By Graham Chalmers
It must have been great being in The Beatles – but how much better to be in the world’s premier Beatles tribute band spared of the hassle of having to write mind-blowing new music all the time?
“I’ve always been a fan,” says Adam Hastings who plays John Lennon in the incredibly popular Bootleg Beatles,
He adds: “The Beatles have been my favourite band since I was 13. I played the Sgt Pepper album every day one summer when I first got it. I thought it was the best thing ever.”
In terms of the Bootleg Beatles, the first and still hailed as the finest of the hundreds of Beatles band currently circling the globe, Adam is still in his Beatlemania years, writes Graham Chalmers.
This chirpy Newcastle-born musician only joined the group less than four years ago when Neil Harrison, the original John Lennon from the Bootlegs’ earliest beginnings, finally called it a day.
But it seems Adam was cheekily trying to ease him out long before that in a manner which the real Lennon himself might have respected.
He said: “I’d written to Neil a couple of years earlier saying I’d heard he was getting old and suggesting I take over! No surprise, I didn’t hear anything back.
“Then Neil announced he was leaving so I wrote again and practically got the job without even an audition.”
The current line-up of the Bootlegs whose latest tour is coming to the Royal Hall in Harrogate on Wednesday, March 25, is the first without any of the founding members who first came together in the late 1970s for West End musical Beatlemania and went down so spectacularly well they hung around for three decades.
But anyone taking a look at Adam’s CV as a youngster might conclude he was an unlikely candidate to take up such a key role in the world’s most successful tribute act.

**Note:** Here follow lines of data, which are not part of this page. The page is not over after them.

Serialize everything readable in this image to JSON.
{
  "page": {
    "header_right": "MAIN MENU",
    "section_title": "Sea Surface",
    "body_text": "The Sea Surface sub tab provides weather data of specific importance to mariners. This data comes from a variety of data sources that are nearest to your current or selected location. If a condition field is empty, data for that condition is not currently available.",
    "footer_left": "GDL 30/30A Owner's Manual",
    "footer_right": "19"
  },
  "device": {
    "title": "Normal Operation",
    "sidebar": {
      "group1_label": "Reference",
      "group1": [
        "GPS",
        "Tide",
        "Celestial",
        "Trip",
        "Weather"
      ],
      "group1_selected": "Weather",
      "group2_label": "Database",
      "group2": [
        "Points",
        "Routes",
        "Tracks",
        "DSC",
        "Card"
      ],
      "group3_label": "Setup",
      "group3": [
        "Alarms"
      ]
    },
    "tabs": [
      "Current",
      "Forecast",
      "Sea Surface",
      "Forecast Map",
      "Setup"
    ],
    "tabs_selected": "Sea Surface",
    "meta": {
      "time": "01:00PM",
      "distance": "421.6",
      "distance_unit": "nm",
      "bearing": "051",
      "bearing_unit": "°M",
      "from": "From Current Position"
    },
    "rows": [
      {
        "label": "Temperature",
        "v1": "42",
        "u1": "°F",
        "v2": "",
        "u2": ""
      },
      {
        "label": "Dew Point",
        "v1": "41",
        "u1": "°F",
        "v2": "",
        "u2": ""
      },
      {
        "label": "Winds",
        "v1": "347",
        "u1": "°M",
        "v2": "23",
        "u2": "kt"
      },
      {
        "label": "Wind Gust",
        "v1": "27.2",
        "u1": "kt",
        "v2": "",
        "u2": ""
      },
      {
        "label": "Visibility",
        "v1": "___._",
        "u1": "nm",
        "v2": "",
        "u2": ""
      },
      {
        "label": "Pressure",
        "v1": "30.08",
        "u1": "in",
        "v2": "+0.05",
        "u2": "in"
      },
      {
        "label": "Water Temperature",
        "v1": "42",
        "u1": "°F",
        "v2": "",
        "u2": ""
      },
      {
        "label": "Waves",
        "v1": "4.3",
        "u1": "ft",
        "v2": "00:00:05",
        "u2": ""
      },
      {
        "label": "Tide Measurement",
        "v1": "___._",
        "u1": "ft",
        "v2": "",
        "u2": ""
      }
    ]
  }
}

It’s true he did have a musical background.
Adam said: “My dad was a musician and I grew up in a house full of musicians and I got used to their lifestyle – going to bed late, sleeping in until lunchtime.
But he didn’t actually play rock music in his teenage years. He was a jazz man.
Adam said: “I did a degree in jazz at Leeds College of Music, then went straight into teaching and playing with function bands to make some money.
“Being a Beatles fan, I started playing little gigs on my own and eventually started wearing the wig and everything. Being a Beatle seemed a perfect fit.”
Getting the music just right is obviously crucial in the Bootlegs but looking and acting the part is just as important.
Adam tells me Steven White, who plays Paul McCartney, had to learn to play bass with his left hand when he joined, stirring his tea each morning the wrong way until he forgot he was, in fact, right-handed.
But Adam’s task is, perhaps, even trickier. How to get across all the complexities of Lennon’s mercurial character and, occasionally, cruel wit and remain likable?
“It’s not easy to harness all the different elements. You have to learn the mimicry like an actor, as well as being a musician.”
What about Lennon’s tendancy to play up on stage in a leering fashion between songs. You don’t do all that ‘cripping’ stuff, surely?
“I do. People know what Lennon was like. You’ve got to do it - all that stomping his feet and clapping his hands stuff.
“I don’t want to be offensive and I don’t think anyone who has ever come to see us has been upset by it.”
Known for a 100% authentic recreation of the Fab Four in all their guises, from the “yeah yeahs” and mop tops to the beards and long hair and “na nah nah nah nah nahs”, I ask Adam whether the Bootlegs would ever do the White Album in its entirety?
I stupidly add I’d love to see them tackle the tape looped weirdness of Revolution 9!
Adam laughs and says his favourite show so far has been the one at Shepherds Theatre in London last September when the Bootlegs performed the whole of A Hard Day’s Night before the interval and all of Abbey Road after it.
“It was tough. You’re going from fairly simple but brilliant songs to much more complicated music, but it was really rewarding. I loved it and so did the audience.
“The great thing about being in The Bootlegs is that we’ve got an amazing band behind us with strings and brass.
“It means we can do material live The Beatles themselves never had the chance to play like I Am The Walrus.”
From performing on top of the rooftop at 3 Savile Row in London in 1999 in commemoration of the 30th anniversary of The Beatles own appearance there in the days of Apple Corps, to playing The Queen’s jubilee at Buckingham Palace in 2012, the Bootlegs have risen to nearly the same heights as the legends they honour.
The true royalty of rock tribute acts. And all of it without the screaming girls and pressure. How perfect!
Adam said: “We have to work hard but we’re lucky to get to do this. It doesn’t actually matter who is in The Bootleg Beatles. The main thing is people want to see the real thing brought to life. It’s our job to give them that.”
The Bootleg Beatles play the Royal Hall in Harrogate on Wednesday, March 25.
Tickets are available on 01423 502116 or online at www.harrogatetheatre.co.uk